The Duchess of Cambridge is being privately tutored on the workings of Britain's institutions to prepare her for a lifetime of royal duties, aides have disclosed.
The Duchess of Cambridge is being privately tutored on the workings of Britain's institutions to prepare her for a lifetime of royal duties, aides have disclosed. Experts on government, the arts and the media have been asked to visit St James's Palace to give the Duchess one-to-one briefings to ensure she has a thorough knowledge of the Establishment.
Since she returned from her tour of Canada and the US with the Duke of Cambridge in July, the Duchess has only carried out one official engagement, when she and Prince William visited areas of Birmingham affected by the riots last month. But behind the scenes she has been kept busy in recent weeks with a programme of meetings designed to prepare her for everything official life will throw at her.

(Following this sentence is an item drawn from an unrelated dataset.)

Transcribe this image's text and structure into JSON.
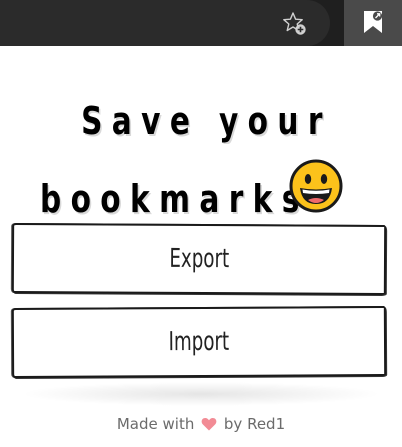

A royal source said: "The Duchess is being briefed on how the State works, getting to know our national institutions better and learning more about organisations such as the arts, the media and the Government.
"It is a process that will carry on for several months but is being done privately. As well as meetings at St James's Palace, the Duchess is spending time carrying out private research of her own."
The highly structured approach to preparing the Duchess for life as a senior member of the royal family is in marked contrast to the experience of the Duke's late mother, Diana, Princess of Wales, who complained of being thrown into official duties with no coaching.
The princess told friends that no forethought had been given to her future role when she married the Prince of Wales, and that Buckingham Palace staff "basically thought I could adapt to being Princess of Wales overnight".
The Duke of Cambridge has made it clear since the couple became engaged last November that his future wife would be given all possible support in being introduced to the demands placed on members of the royal family.
He was determined that the Duchess would not become isolated, in the way that his mother was, insisting that his wife's family should be welcomed into the fold rather than being "airbrushed" from public life.
The Duchess, 29, is understood to be dividing her time between London, where she is also meeting representatives of charities and good causes to decide which of them she would like to support, and the couple's home on Anglesey.
She is not expected to make any announcement on which charities she will patronise until the New Year. She is said to favour "project-based" support for individual campaigns rather than being tied down to a lifetime of support for a set number of charities.
Royal aides have kept the Duchess's official duties to around one engagement per month until the end of the year in order to give her time to get used to her new life. Next week the couple will open a new children's centre at the Royal Marsden cancer hospital in Sutton, Surrey, of which the Duke is president.
Away from her official duties, the Duchess is anxious to spend as much time as possible with her husband before his expected deployment to the Falkland Islands with his RAF squadron next year.
A source said: "Like any recently married couple, they attach huge importance to spending time together in the first few months of their married life."